He may have given the people and the accusers the chance to repeat the charges and hear the cruelty of their words.

It could have been that the desperate fear of the woman, the cruel lust in the faces of the accusers, the unsympathetic stares of the crowd all combined, filled Jesus with shame for these people who      were supposed to be the children of God and He hid His eyes from them.

There is another interesting suggestion. One commentary writes that Jesus wrote the sins of the accusers with the finger from heaven on the stones they were holding or in the sand as each one peered over His shoulder. The Greek word for write that is used here is not graphein, that means write, rather katagraphein, which means record against someone.

Nevertheless, they insisted on an answer and He gave it: Let him who is without sin among you be the first to throw a stone at her.

The words without sin, was so emphasized that it also meant without sinful desire.

Jesus was left alone with the woman and asked here where her accusers were. Remember men did not speak to women in public.

Her first and only words in the trial of her life, was her answer to this question.

Jesus sends here away with His words of a fresh start. He did not send her into the local church to brush up on the law of Moses, or into community. How could He just send her into the world of chaos and sin without the modern tools that we would like to set up around people to help them with their sinful nature and desires?

Jesus knew that He would be dying on the cross for her sin, very soon.

He also knew and fully trusted His father to keep her safe and teach her His ways by the Holy Spirit. We should also trust the Holy Spirit fully. As soon as the church wants to build walls around people to “help” them please God, corruption and legalism set in.

The Pharisees and scribes were convinced that they were in a position to judge as the legal experts at the time. Their authority brought them to the place of condemnation, criticism and censorship and they were quite comfortable in that role. Sympathy and love to reclaim the sinner were long lost. They did not feel any obligation to “cure” sin, only to descend in judgment and punish. They never thought that they too might be in a position to be judged.

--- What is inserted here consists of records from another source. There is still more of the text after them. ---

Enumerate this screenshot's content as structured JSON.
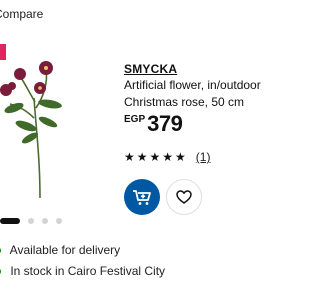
{
  "header": {
    "compare_label": "Compare"
  },
  "product": {
    "name": "SMYCKA",
    "description_line1": "Artificial flower, in/outdoor",
    "description_line2": "Christmas rose, 50 cm",
    "currency": "EGP",
    "price": "379",
    "rating_stars": "★★★★★",
    "rating_count": "(1)"
  },
  "gallery": {
    "total_images": 4,
    "active_index": 0
  },
  "availability": {
    "delivery_text": "Available for delivery",
    "store_text": "In stock in Cairo Festival City"
  },
  "colors": {
    "accent": "#0058a3",
    "badge": "#e0245e",
    "flower": "#7b1d3a"
  }
}
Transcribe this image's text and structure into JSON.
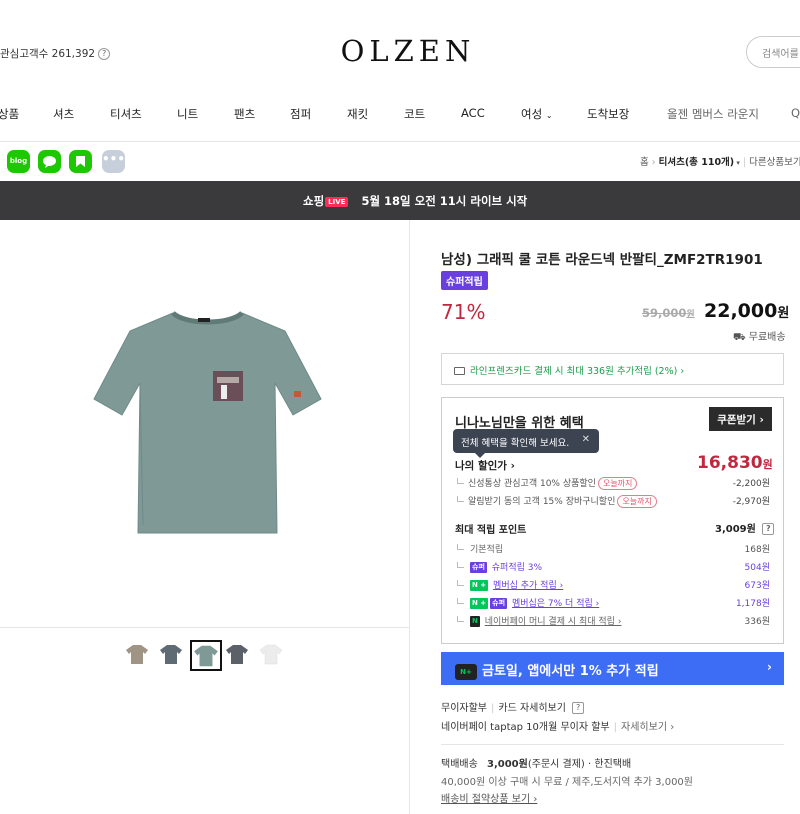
{
  "header": {
    "customer_count": "관심고객수 261,392",
    "help_q": "?",
    "logo": "OLZEN",
    "search_placeholder": "검색어를"
  },
  "gnb": {
    "items": [
      {
        "label": "상품"
      },
      {
        "label": "셔츠"
      },
      {
        "label": "티셔츠"
      },
      {
        "label": "니트"
      },
      {
        "label": "팬츠"
      },
      {
        "label": "점퍼"
      },
      {
        "label": "재킷"
      },
      {
        "label": "코트"
      },
      {
        "label": "ACC"
      },
      {
        "label": "여성"
      },
      {
        "label": "도착보장"
      },
      {
        "label": "올젠 멤버스 라운지"
      },
      {
        "label": "Q"
      }
    ]
  },
  "share": {
    "icons": [
      "blog-icon",
      "line-icon",
      "talk-icon",
      "more-icon"
    ],
    "blog_label": "blog"
  },
  "breadcrumb": {
    "home": "홈",
    "current": "티셔츠(총 110개)",
    "other": "다른상품보기"
  },
  "live": {
    "prefix": "쇼핑",
    "badge": "LIVE",
    "text": "5월 18일 오전 11시 라이브 시작"
  },
  "product": {
    "title": "남성) 그래픽 쿨 코튼 라운드넥 반팔티_ZMF2TR1901",
    "badge": "슈퍼적립",
    "discount": "71%",
    "orig_price": "59,000",
    "price": "22,000",
    "won": "원",
    "shipping": "무료배송",
    "card_benefit": "라인프렌즈카드 결제 시 최대 336원 추가적립 (2%) ›"
  },
  "benefit": {
    "title": "니나노님만을 위한 혜택",
    "coupon_btn": "쿠폰받기 ›",
    "tooltip": "전체 혜택을 확인해 보세요.",
    "tooltip_close": "✕",
    "my_price_label": "나의 할인가 ›",
    "my_price": "16,830",
    "discounts": [
      {
        "label": "신성통상 관심고객 10% 상품할인",
        "tag": "오늘까지",
        "amount": "-2,200원"
      },
      {
        "label": "알림받기 동의 고객 15% 장바구니할인",
        "tag": "오늘까지",
        "amount": "-2,970원"
      }
    ],
    "points_title": "최대 적립 포인트",
    "points_total": "3,009원",
    "points_q": "?",
    "points": [
      {
        "label": "기본적립",
        "amount": "168원"
      },
      {
        "label": "슈퍼적립 3%",
        "amount": "504원"
      },
      {
        "label": "멤버십 추가 적립 ›",
        "amount": "673원"
      },
      {
        "label": "멤버십은 7% 더 적립 ›",
        "amount": "1,178원"
      },
      {
        "label": "네이버페이 머니 결제 시 최대 적립 ›",
        "amount": "336원"
      }
    ],
    "mini_super": "슈퍼",
    "mini_n": "N",
    "mini_plus": "+"
  },
  "app_banner": {
    "np": "N+",
    "text": "금토일, 앱에서만 1% 추가 적립",
    "arrow": "›"
  },
  "payment": {
    "installment": "무이자할부",
    "card_detail": "카드 자세히보기",
    "q": "?",
    "taptap": "네이버페이 taptap 10개월 무이자 할부",
    "detail": "자세히보기 ›"
  },
  "delivery": {
    "label": "택배배송",
    "fee": "3,000원",
    "fee_note": "(주문시 결제)",
    "courier": "· 한진택배",
    "free_note": "40,000원 이상 구매 시 무료 / 제주,도서지역 추가 3,000원",
    "save_link": "배송비 절약상품 보기 ›"
  },
  "thumbnails": [
    {
      "color": "#a09484",
      "selected": false
    },
    {
      "color": "#5f6b74",
      "selected": false
    },
    {
      "color": "#7e9996",
      "selected": true
    },
    {
      "color": "#5c6068",
      "selected": false
    },
    {
      "color": "#ececec",
      "selected": false
    }
  ],
  "colors": {
    "accent_red": "#c0283f",
    "super_purple": "#6a3fe0",
    "naver_green": "#03c75a",
    "banner_blue": "#3d6cf5",
    "shirt": "#7e9996"
  }
}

Think of the difficulty the world has to redeem sinners. Rehabilitation of criminals in prisons is a burning issue, with little success. If anything, punishment brings bitterness and often descent into worse crimes.

The woman, as a human being and a child of God, had no place in the application and teaching of the Pharisees and scribes. They used her as an instrument to get to Jesus, their own purpose.

She is a nothing without a name.

People are never just a thing to be used. God uses our names. There are pages and pages of names in the Bible. The Bible has people first and foremost in focus.

God said to Moses: I know you by name (Exodus 33:17). He says to Cyrus: I the God of Israel, call you by name (Isaiah 45:3).

When people are things – Christianity is dead.

Do you think the Pharisees in this instance knew her name? How did this woman feel? One is told so little about her. Has she heard of Jesus? Did she see Him as part of church leadership and was dragged into His presence with fear and desperation?

Only the perfect man can pass judgment onto others. The Pharisees lived so meticulously that they considered themselves perfect to judge. Jesus warns that we should not judge (Matthew 7:1). When we judge we see the speck of dust in somebody else’s eye and not the plank in our own. (7:3-5). We might condemn somebody’s faults while missing the glaring faults in our own lives. No man can judge another.

Our first emotion towards a mistake should be pity. We bring relief, consolation and healing. Revulsion disappears in the desire to help.

Jesus did not condone her sin. He postponed judgment for after the opportunity of redemption. He gave her a second chance to give her hope of a new life. He wished to forgive and therefore felt pity towards her, born of love.

He gave her a challenge. He said that she should go out and do not wrong anymore. It was probably not easy, but her life was saved and given to her to make new decisions.

He believed she could do it, because He knew His father and how much His father loved her. The Father’s love will keep us from the snares of sin and the world.